PMID: 32296895
ISSN: 2366-0058
CID: 4383612

Swimming With Sharks: Teaching Residents Value-Based Medicine and Quality Improvement Through Resident-Pitched Projects

Durstenfeld, Matthew S; Statman, Scott; Carney, Kerrilynn; Cohan, Brigette; Bosworth, Brian; Hauck, Kevin; Dikman, Andrew
Background/UNASSIGNED:To create meaningful quality improvement (QI) curricula for graduate medical education (GME) trainees, institutions strive to improve coordination of QI curricula with hospital improvement infrastructure. Objective/UNASSIGNED:We created a curriculum to teach residents about QI and value-based medicine (VBM) and assessed curricular effectiveness. Methods/UNASSIGNED:We designed a 2-week required curriculum for internal medicine residents at a large academic program.
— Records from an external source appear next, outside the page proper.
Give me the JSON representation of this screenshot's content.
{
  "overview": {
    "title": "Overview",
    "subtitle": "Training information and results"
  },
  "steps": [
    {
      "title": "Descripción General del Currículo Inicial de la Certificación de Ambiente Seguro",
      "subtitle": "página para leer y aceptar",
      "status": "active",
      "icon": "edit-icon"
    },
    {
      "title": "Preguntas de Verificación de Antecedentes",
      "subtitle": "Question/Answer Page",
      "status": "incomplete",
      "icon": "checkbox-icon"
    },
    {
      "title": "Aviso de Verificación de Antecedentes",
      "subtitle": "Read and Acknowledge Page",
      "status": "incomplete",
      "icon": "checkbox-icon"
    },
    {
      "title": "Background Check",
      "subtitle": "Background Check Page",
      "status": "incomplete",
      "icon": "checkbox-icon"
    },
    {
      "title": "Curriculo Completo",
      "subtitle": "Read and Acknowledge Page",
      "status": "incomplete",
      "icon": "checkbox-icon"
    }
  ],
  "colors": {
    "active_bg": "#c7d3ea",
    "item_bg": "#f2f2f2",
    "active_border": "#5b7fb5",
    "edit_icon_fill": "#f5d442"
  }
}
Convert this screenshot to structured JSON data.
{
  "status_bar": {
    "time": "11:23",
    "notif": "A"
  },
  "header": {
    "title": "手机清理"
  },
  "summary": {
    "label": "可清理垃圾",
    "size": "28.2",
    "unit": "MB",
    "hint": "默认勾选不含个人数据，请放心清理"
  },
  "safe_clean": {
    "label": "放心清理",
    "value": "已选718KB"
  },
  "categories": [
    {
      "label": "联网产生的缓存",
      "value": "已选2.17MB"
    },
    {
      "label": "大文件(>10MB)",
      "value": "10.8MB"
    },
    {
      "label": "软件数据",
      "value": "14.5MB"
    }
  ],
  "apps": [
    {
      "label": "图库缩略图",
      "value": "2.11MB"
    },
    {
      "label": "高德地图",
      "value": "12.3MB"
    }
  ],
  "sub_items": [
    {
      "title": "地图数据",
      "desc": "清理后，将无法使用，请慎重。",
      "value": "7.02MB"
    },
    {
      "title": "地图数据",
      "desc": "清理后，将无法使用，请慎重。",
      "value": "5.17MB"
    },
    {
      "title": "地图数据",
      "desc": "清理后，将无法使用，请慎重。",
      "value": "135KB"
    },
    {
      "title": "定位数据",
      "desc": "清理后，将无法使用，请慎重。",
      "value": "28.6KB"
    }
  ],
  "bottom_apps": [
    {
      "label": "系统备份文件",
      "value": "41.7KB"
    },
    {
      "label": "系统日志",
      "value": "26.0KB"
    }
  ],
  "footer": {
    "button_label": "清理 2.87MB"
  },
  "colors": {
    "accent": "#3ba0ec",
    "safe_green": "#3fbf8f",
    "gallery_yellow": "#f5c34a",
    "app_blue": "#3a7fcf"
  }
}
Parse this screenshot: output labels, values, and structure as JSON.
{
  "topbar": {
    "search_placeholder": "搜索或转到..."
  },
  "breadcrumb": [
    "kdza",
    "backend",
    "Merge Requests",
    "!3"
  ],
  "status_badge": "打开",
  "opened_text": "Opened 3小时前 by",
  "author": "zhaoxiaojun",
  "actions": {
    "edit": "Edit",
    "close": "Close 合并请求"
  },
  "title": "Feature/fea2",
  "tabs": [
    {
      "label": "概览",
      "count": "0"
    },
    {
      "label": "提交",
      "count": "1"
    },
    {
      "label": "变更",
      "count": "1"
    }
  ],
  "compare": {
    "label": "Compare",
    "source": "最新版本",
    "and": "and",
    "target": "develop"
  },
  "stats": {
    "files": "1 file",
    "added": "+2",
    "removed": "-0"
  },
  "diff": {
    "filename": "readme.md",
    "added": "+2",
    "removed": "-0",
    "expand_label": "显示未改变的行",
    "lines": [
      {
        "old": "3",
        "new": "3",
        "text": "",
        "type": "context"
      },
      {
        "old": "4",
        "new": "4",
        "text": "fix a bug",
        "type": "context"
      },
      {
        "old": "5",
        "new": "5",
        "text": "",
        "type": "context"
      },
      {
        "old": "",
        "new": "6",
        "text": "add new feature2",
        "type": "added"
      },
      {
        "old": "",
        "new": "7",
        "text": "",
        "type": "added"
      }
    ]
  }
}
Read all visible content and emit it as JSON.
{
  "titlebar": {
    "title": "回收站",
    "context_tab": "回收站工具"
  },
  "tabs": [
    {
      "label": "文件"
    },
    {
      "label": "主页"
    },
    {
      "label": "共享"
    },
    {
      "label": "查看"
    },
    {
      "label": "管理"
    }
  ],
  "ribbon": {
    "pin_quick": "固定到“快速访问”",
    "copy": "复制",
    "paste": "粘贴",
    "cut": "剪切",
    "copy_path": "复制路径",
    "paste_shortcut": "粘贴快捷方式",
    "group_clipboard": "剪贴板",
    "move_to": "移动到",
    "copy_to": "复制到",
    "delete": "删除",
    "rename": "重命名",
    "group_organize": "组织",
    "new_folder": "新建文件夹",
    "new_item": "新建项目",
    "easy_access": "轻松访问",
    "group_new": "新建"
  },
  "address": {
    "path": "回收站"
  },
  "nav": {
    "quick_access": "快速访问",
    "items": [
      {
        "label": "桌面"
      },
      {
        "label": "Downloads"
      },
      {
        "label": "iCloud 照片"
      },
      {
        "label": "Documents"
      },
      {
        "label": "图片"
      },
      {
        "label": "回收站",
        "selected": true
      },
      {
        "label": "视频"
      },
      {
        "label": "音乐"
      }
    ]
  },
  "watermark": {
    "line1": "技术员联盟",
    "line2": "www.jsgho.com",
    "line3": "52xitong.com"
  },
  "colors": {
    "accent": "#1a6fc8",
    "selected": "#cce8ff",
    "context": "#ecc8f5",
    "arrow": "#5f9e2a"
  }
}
After participating in basic skills workshops, trainees developed QI/VBM project ideas with faculty and nonclinical support and pitched them to hospital leaders at the end of the rotation. Pre-post and 1-year follow-up surveys were conducted for residents to self-assess knowledge, attitudes, and skills, participation in QI/VBM projects, and career intentions. We tracked QI/VBM project implementation. Results/UNASSIGNED: < .01). Four of 19 projects have been implemented. At 1 year, 95% of residents had presented a quality/value poster presentation, 44% were involved in QI/VBM beyond required rotations, and 26% plan to pursue careers focused on improving quality, safety, or value. Conclusions/UNASSIGNED:Our project-based curriculum culminating in a project pitch to hospital leadership was acceptable to GME trainees, improved self-assessed skills sustained at 1 year, and resulted in successfully implemented QI/VBM projects.
PMID: 32595852
ISSN: 1949-8357
CID: 5000202